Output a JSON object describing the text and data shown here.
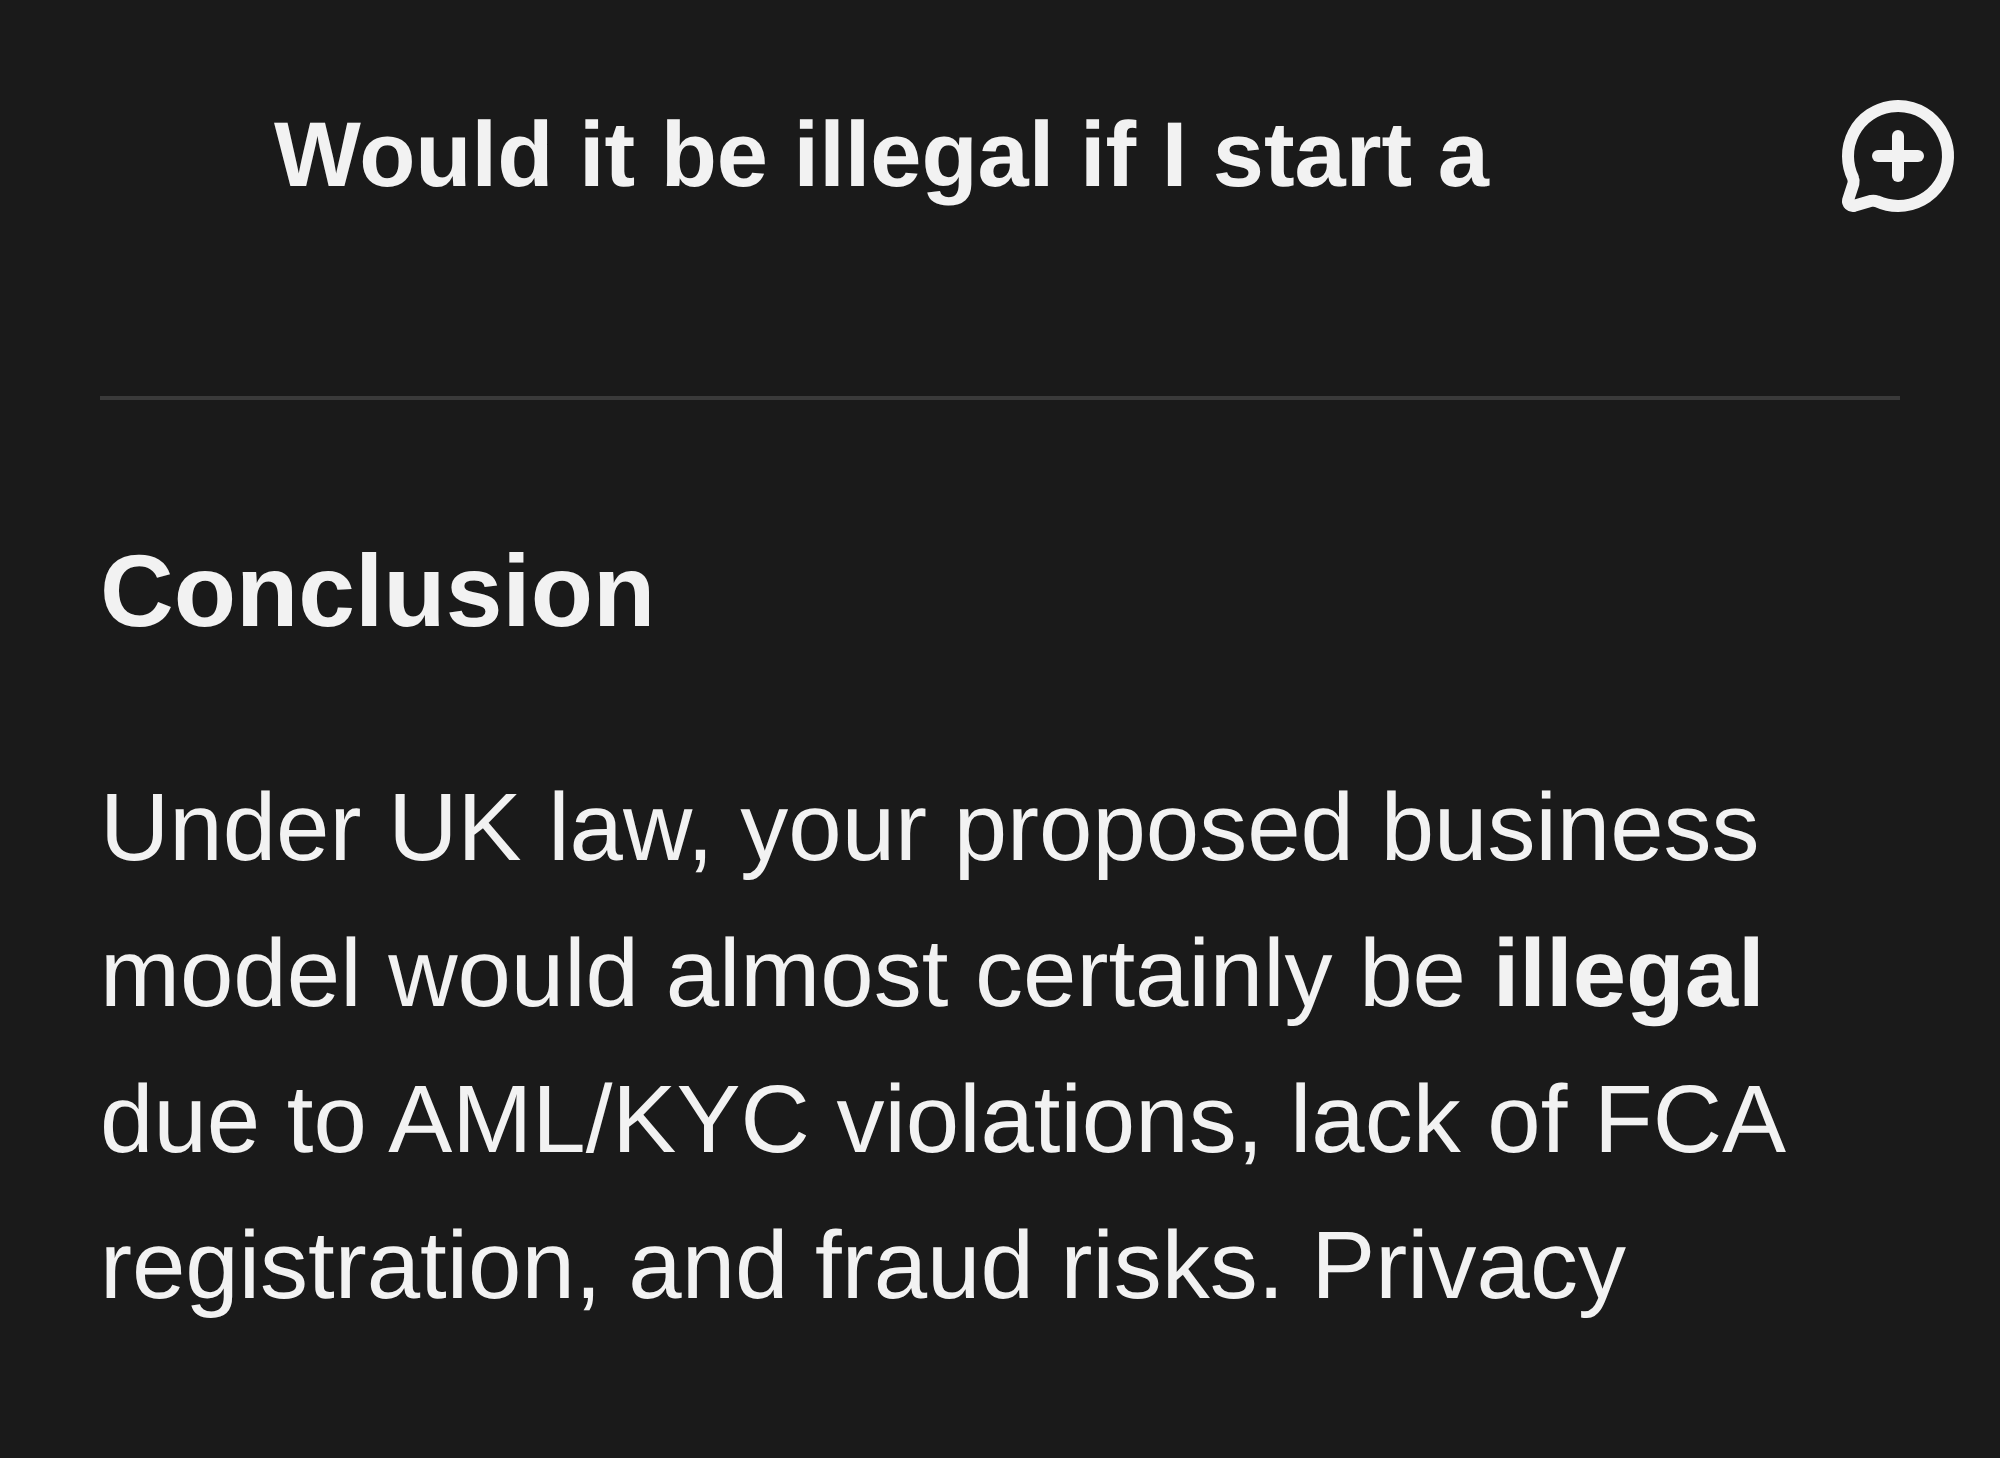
{
  "header": {
    "title": "Would it be illegal if I start a"
  },
  "section": {
    "heading": "Conclusion",
    "paragraph": "Under UK law, your proposed business model would almost certainly be **illegal** due to AML/KYC violations, lack of FCA registration, and fraud risks. Privacy"
  }
}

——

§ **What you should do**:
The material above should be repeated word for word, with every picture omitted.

§ **The answer**:
Output a JSON object describing the text and data shown here.
{
  "header": {
    "title": "Would it be illegal if I start a"
  },
  "section": {
    "heading": "Conclusion",
    "paragraph": "Under UK law, your proposed business model would almost certainly be **illegal** due to AML/KYC violations, lack of FCA registration, and fraud risks. Privacy"
  }
}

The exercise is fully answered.